The LA County Board of Supervisors just voted in favor of Agenda Item No. 18 (“Oppose Consideration Of Quemetco’s Permit Renewal Until Full Compliance With All Environmental Laws Has Been Met”). The motion was approved on consent, and without discussion, and none of the Supervisors made any statements regarding the motion or about Quemetco. There were also no comments made regarding the motion or Quemetco during the public comment period, which was held for one hour (the Board typically holds a maximum of one hour of public comment before closing that part of the agenda). The vote was 5-0.
Carl Raycroft – 7/21/20 LACBOS Meeting
Quemetco or its predecessors have operated a lead-acid battery recycling plant in Los Angeles County for nearly 60 years. Quemetco responsibly recycles roughly 10 million batteries per year, resulting in the production of 120,000 tons per year of lead. Quemetco is the sole lead-acid battery recycler not just in California but also west of the Rocky Mountains. Our facility plays a critical role for the state to fulfill its policies under the California Lead-Acid Battery Recycling Act, which mandates the recycling of lead-acid batteries in California.
Quemetco has a strong environmental record. For example, in 2008 the company voluntarily installed a $30 million, state-of-the-art emission control system that reduced emissions of lead by at least 95 percent. And Quemetco has publicly lobbied the SCAQMD for lower total lead emission limit levels throughout the air basin, which were adopted by the SCAQMD as part of its recent Rule 1420.1 amendments. These types of investments mean that Quemetco is the cleanest lead-acid battery recycling facility in the world.

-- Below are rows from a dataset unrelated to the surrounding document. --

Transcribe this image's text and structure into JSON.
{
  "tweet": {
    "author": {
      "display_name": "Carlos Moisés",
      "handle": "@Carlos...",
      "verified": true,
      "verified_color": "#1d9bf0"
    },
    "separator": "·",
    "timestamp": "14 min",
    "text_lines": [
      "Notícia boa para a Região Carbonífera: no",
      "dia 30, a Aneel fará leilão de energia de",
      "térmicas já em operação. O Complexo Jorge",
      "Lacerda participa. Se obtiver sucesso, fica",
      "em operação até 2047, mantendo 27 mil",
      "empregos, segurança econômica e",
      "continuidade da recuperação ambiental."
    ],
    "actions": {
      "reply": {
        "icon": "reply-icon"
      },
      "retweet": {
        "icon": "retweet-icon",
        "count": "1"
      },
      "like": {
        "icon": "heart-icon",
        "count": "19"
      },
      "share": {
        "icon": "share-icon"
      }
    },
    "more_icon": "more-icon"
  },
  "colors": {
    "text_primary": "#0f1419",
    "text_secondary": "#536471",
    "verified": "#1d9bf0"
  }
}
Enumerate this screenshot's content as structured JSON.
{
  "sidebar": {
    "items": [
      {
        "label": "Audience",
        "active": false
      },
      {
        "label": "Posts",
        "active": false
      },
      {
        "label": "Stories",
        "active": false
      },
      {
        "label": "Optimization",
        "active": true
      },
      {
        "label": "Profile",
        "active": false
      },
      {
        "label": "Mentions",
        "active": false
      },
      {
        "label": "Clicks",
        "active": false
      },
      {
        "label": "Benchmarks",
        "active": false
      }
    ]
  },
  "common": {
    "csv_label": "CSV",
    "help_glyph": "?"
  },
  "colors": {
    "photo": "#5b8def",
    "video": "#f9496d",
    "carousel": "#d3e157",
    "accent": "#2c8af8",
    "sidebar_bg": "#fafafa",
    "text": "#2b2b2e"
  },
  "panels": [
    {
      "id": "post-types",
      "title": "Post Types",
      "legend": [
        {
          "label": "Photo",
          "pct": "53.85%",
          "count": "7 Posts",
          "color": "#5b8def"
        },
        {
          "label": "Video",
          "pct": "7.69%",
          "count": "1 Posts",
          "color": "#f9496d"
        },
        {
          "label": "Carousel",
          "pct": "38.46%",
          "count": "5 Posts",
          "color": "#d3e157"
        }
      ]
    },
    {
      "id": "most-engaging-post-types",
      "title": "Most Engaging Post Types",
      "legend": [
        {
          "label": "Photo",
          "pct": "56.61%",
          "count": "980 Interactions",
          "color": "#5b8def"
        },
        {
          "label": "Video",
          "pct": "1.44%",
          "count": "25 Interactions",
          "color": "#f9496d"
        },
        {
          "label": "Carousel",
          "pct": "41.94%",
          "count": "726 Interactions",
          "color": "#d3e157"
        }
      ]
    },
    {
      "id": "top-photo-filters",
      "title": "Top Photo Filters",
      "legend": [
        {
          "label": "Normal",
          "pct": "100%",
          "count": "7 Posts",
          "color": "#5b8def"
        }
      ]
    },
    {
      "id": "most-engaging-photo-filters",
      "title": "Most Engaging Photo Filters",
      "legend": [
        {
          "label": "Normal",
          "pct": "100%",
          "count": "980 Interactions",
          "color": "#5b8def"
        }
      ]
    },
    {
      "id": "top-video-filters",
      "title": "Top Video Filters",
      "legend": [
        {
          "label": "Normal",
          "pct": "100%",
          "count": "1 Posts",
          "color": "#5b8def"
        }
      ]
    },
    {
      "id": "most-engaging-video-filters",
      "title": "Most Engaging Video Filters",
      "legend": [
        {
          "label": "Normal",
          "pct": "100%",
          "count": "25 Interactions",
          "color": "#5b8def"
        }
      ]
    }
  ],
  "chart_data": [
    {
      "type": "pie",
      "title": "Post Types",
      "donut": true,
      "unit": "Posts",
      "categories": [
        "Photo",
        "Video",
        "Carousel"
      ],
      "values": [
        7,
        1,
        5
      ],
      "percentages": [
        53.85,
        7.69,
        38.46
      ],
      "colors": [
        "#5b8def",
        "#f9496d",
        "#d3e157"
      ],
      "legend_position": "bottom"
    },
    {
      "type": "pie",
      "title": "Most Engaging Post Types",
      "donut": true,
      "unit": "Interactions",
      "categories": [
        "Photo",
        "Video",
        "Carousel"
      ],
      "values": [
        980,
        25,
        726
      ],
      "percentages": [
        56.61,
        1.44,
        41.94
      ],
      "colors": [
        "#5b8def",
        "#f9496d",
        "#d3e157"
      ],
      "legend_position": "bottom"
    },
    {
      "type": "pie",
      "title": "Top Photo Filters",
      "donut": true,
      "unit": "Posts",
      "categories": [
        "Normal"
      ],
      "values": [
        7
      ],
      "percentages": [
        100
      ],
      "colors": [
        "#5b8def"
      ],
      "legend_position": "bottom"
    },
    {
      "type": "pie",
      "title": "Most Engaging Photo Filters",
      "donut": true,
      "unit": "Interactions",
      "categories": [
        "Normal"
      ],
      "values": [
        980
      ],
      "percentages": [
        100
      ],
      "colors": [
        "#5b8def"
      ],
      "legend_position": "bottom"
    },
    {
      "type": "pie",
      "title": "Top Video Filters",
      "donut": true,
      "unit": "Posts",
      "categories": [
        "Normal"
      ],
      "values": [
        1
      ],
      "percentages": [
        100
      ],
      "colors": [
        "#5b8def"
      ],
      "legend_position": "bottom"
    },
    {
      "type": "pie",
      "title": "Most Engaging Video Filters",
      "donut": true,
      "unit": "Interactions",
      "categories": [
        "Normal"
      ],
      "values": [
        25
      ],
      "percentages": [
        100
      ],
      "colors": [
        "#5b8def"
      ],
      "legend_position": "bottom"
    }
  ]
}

Quemetco also voluntarily paid for an investigation overseen by DTSC of the area around its facility to assess the historical impact of the facility’s operations on soils in the area. Several months ago, we provided the final report documenting that investigation to the County Department of Public Health staff. We believe that report confirms that Quemetco has not impacted our neighbors.
Quemetco even paid for the County Department of Public Health to conduct blood testing in the neighborhood at Resource Fairs conducted by DPH. The results of this blood testing, we understand, was very positive – blood lead levels of those tested were low and none of the hundreds of people tested had blood lead levels over action levels.
Finally, Quemetco provides hundreds of strong union jobs to the region, employing a large cross section of traditionally disadvantaged individuals, including those without college education. Quemetco has a strong record of labor peace and remain a central figure in the local economy.
Quemetco welcomes the opportunity to work with the County, but the issues detailed in the Motion were never discussed with Quemetco, and the Motion comes as a surprise. To be clear – Quemetco does not object to any County action directing compliance with environmental laws and encouraging relevant local and state agencies such as DTSC and AQMD to require compliance with these laws as part of any permitting process involving Quemetco. However, the Motion contains numerous misleading, and in a number of instances inaccurate, statements and is inconsistent with prevailing laws. As a result, the Motion creates the misleading impression regarding Quemetco’s environmental compliance. In that regard, we have submitted for the record a letter detailing these misleading and inaccurate statements from our counsel, Manatt, Phelps. I urge your attention to that letter.
It is not in anyone’s interest to publish a Motion or any subsequent correspondence or statement that is incorrect or misleading. Accordingly, we stand ready to engage the County and ask that the Board continue consideration of the Motion for two weeks in order to correct the record before proceeding.